“I see my work as research on delicacy and unstable orders. I am interested in the adaptations and rearrangements necessary for the life of a system (not necessarily human) to proliferate. In this sense, motherhood radically affected my trajectory, in a way that I started to understand and observe my own work dynamics as a system that had to adapt to survive. For example, I tend to work a lot with clay, which requires time and space that I haven't had for over a year. So I started experimenting with drawing and painting and this ended up being reflected in my work with clay. I needed to find a new balance, understand another perception of time and I came across a new kind of sensitivity. My research is closely related to scientific concepts of physics and chemistry, a mostly male and objective universe and, therefore, there was a concern to maintain a discourse that was in accordance with this place. After Lina was born (she is now 4 years old), theoretical research was complemented with information from other universes in a very subtle, almost imperceptible way. The intuitive and sensitive part of the work was strengthened, perhaps it is the structure that sustains the new order, chaotic, disturbing and wonderful, which is in constant formation after motherhood.”

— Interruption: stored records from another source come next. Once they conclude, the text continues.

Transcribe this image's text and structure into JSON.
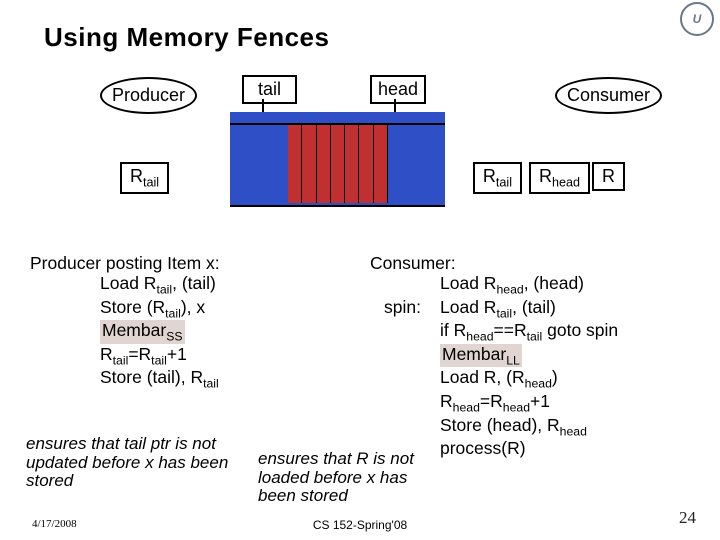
{
  "title": "Using Memory Fences",
  "logo_text": "U",
  "labels": {
    "producer": "Producer",
    "consumer": "Consumer",
    "tail": "tail",
    "head": "head",
    "rtail_html": "R<sub>tail</sub>",
    "rhead_html": "R<sub>head</sub>",
    "r": "R"
  },
  "producer_code": {
    "header": "Producer posting Item x:",
    "l1_html": "Load R<sub>tail</sub>, (tail)",
    "l2_html": "Store (R<sub>tail</sub>), x",
    "l3_html": "Membar<sub>SS</sub>",
    "l4_html": "R<sub>tail</sub>=R<sub>tail</sub>+1",
    "l5_html": "Store (tail), R<sub>tail</sub>"
  },
  "consumer_code": {
    "header": "Consumer:",
    "l1_html": "Load R<sub>head</sub>, (head)",
    "spin_label": "spin:",
    "l2_html": "Load R<sub>tail</sub>, (tail)",
    "l3_html": "if R<sub>head</sub>==R<sub>tail</sub> goto spin",
    "l4_html": "Membar<sub>LL</sub>",
    "l5_html": "Load R, (R<sub>head</sub>)",
    "l6_html": "R<sub>head</sub>=R<sub>head</sub>+1",
    "l7_html": "Store (head), R<sub>head</sub>",
    "l8_html": "process(R)"
  },
  "notes": {
    "left": "ensures that tail ptr is not updated before x has been stored",
    "mid": "ensures that R is not loaded before x has been stored"
  },
  "footer": {
    "date": "4/17/2008",
    "course": "CS 152-Spring'08",
    "page": "24"
  }
}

How does motherhood impact routine? | with Mônica Ventura, mother of Arjuna
“Motherhood directly impacted my priorities, my routine and work methodologies. I didn't have such a clear and objective methodology for artistic production, with motherhood this became necessary. I still can't apply everything I propose to organize my productions. So I have to adjust my commitments, always taking into account that the baby is a priority, especially in that first moment where I have a greater role, because of breastfeeding, for example.”
Is generating a human being an inspiring process? | with Keila Sankofa, mother of Maria
“It is only possible to create works with the power I create, because I have her by my side. My daughter is my friend, encourager, a great fruit of low expectations and much love. Nature is the manifestation of God on earth. If for some reason you disbelieve in the existence of a god, look at the storm that forms, the wind and its sound, the lightness of a bird floating or the eyes of a baby that has just come out of you. My artistic production is not separate from my life, work is just the bureaucratic part, the rest is existence. I am a black woman and my motherhood involved helplessness, loneliness, precariousness and fear, but seeing my reproduction in flesh and blood is sensational, it brought me a delicious feeling of loving and being loved.”
How do you incorporate the theme into your production? | with Renata Felinto, mother of Benedita and Francisco
“I have always represented pregnant women and other approaches involving gestation. After entering the maternity ward, the creation process was modified by the routine with the children and ended up being incorporated into the subjects that are my priorities in life. As my life has been my artistic nurturing, it is evident that being a solo mother often appears. From delicacy to violence, all dimensions of this condition are in my work., in my thinking and doing, from the time to do it, to how it is, or how it ends. In addition to romanticization and idealization, the works deal with denunciation, but also with love, which develops from the organicity of daily routine”.